Apple's moonshot project to use the Apple Watch as a noninvasive glucose meter has reportedly reached a "proof of concept" stage, but will still take years to come to market.
According to Bloomberg's Mark Gurman, it will still take time to become part of the Apple Watch, but the research has passed a significant milestone. Unspecified sources, seemingly within Apple, say that after 12 years they have reached what they call a proof of concept stage.
This means that Apple now believes it has the technology working, but it needs to be shrunk down to Apple Watch size. Reportedly, the company's engineers are currently working to create an iPhone-sized prototype that would then be strapped to person's leg.
The system, which used to occupy a table top, has been tested by Apple on hundreds of people over the last 10 years. Each result was then compared to traditional tests that involve taking blood samples.
Bloomberg says that as well as reaching a milestone, however, the small research team on the project recently had a major setback. Its leader, Bill Athas, died suddenly in late 2022.
Reportedly, the work has been taken over by some of Athas's deputies.

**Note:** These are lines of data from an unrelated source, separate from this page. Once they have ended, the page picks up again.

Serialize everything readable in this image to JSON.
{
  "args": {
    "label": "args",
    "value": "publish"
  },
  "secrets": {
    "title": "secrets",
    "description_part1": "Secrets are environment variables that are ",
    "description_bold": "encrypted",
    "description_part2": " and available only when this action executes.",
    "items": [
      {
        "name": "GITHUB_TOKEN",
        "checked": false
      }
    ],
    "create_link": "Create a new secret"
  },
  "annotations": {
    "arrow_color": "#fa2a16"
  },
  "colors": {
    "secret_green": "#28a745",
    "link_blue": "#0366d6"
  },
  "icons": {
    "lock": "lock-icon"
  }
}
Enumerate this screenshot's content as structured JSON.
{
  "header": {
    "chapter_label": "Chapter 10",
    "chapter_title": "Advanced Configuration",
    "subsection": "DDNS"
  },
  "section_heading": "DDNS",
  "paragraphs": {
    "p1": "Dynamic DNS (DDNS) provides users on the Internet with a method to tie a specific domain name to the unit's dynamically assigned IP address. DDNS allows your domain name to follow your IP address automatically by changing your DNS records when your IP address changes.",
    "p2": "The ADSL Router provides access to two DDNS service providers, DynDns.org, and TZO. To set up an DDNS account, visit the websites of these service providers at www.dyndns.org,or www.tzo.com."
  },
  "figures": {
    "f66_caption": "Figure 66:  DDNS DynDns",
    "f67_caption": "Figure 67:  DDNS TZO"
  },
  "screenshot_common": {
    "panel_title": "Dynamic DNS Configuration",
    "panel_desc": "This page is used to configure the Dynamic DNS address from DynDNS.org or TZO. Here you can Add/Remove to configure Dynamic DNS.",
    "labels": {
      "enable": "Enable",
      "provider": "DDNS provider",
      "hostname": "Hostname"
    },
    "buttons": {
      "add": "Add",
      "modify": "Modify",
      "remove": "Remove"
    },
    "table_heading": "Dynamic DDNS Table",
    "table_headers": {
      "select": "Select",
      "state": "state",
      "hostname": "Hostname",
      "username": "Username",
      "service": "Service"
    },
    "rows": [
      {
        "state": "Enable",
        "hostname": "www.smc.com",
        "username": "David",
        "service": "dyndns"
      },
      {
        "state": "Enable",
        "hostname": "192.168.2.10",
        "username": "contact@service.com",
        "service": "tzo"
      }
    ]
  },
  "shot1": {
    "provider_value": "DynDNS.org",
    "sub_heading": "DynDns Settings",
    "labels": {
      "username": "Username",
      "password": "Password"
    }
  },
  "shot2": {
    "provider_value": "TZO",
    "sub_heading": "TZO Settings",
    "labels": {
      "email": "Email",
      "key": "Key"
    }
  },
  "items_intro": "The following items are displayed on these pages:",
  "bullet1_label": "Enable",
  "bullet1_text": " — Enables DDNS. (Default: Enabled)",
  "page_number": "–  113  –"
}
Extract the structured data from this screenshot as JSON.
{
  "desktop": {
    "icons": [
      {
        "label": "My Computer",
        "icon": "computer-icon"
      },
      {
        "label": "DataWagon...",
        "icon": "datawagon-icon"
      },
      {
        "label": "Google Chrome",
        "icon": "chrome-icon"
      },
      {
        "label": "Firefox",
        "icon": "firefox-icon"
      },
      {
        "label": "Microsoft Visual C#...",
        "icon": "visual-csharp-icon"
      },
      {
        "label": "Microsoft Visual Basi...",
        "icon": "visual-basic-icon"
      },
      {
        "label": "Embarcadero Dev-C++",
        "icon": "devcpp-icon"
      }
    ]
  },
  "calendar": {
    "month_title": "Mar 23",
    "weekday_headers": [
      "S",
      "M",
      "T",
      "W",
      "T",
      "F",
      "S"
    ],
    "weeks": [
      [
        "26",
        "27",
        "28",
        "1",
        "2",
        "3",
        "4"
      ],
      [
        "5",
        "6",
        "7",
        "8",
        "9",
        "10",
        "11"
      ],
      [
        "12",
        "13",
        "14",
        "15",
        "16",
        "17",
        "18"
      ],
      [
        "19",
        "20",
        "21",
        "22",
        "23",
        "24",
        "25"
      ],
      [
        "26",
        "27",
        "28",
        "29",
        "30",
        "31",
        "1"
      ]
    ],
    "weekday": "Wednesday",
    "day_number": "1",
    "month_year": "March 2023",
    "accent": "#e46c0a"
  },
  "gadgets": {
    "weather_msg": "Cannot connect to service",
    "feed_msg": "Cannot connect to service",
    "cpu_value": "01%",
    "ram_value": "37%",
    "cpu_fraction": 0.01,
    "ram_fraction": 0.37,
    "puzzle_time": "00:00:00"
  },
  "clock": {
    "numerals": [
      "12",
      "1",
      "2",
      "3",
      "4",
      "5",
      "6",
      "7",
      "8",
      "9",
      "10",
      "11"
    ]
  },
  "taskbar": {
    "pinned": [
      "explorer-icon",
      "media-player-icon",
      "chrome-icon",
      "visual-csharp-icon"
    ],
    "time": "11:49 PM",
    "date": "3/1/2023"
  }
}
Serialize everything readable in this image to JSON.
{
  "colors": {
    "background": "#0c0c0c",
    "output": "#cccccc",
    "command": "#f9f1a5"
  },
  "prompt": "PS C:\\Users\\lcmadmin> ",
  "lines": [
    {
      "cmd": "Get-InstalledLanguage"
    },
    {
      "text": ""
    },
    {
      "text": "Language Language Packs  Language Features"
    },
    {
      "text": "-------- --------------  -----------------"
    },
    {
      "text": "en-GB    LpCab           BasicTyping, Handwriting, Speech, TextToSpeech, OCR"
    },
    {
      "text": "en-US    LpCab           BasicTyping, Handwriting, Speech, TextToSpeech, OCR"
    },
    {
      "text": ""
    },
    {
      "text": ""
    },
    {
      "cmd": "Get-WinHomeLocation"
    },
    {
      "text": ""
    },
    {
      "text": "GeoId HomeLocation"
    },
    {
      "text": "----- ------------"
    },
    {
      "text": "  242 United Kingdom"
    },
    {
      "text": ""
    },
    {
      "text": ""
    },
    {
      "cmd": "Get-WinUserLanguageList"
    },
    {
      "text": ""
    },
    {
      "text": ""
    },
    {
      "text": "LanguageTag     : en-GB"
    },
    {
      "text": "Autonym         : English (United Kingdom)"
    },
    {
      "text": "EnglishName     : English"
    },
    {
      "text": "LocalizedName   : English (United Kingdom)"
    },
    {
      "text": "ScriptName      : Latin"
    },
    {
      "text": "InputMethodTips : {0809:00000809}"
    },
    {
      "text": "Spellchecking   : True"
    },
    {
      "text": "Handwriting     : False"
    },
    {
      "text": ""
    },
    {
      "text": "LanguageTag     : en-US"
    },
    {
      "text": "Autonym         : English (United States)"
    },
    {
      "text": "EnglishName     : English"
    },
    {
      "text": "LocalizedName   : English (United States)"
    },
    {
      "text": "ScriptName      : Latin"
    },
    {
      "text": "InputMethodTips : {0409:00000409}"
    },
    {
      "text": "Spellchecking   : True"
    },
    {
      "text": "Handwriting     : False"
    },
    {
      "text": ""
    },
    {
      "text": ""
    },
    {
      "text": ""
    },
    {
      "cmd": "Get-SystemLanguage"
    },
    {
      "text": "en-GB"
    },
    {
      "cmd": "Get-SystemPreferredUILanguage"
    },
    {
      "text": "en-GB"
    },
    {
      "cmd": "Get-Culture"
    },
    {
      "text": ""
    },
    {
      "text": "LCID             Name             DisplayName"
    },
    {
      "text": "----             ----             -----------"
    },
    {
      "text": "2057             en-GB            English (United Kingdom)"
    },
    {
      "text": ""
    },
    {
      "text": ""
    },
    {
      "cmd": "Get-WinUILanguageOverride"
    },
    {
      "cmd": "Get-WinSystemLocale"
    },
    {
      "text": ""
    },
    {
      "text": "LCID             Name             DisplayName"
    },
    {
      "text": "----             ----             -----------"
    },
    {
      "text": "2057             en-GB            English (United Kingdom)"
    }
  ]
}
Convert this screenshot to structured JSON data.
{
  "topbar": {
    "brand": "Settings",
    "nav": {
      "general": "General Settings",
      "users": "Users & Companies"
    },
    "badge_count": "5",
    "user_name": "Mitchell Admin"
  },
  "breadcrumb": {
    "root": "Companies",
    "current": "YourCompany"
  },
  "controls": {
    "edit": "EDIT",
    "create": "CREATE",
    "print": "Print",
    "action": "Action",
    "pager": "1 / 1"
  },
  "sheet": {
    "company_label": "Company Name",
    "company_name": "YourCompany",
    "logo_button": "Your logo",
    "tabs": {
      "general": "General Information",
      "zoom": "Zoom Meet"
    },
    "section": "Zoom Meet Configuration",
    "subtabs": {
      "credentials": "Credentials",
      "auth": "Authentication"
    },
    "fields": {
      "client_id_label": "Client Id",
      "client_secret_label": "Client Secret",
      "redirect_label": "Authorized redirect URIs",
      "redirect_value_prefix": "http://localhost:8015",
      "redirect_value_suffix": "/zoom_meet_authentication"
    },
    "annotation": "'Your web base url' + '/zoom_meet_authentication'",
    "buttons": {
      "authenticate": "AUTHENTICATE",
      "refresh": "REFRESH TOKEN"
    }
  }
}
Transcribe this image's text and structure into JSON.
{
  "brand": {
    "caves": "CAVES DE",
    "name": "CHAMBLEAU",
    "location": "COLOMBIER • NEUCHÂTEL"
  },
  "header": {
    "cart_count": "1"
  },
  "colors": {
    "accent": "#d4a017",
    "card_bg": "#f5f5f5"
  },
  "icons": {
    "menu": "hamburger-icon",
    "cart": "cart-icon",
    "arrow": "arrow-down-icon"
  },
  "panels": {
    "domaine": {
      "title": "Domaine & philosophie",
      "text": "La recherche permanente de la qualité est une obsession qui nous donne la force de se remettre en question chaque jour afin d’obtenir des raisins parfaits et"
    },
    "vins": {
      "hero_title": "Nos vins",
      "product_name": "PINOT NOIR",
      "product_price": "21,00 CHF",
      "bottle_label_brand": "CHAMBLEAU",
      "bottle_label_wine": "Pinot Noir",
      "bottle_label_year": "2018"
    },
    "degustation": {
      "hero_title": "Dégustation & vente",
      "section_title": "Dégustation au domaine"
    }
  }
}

That includes Apple managers Dave Simon and Jeff Koller, who report to Johny Srouji, Apple's senior vice president of Hardware Technologies.
It's also now claimed that Apple's research began as an entirely separate startup company called Avolonte Health LLC which had no apparent connection with Apple. However, the firm was created in 2010 when Steve Jobs got Apple to quietly buy another health firm, RareLight.
In 2021, it was reported that an Apple supplier, Rockley Photonics, had managed to get the technology down to Apple Watch size, but there has been no release as yet
That company produced what it described as a reference design, which meant it was a working device that was only intended for other manufacturers to base shipping watches on. Even so, the Rockley Photonics reference design was clearly build atop an Apple Watch.
The long history of Apple's blood glucose aim
While there have been strong rumors of a release since at least 2017, it was Apple's significant relationship with that firm that at one point led to the expectation the glucose feature would be in the 2022 Apple Watch Series 7.
In the meantime, there was a 2022 Homebrew project that saw one Apple Watch owner create a complication and watchOS app that worked in conjunction with a third-party glucose monitor.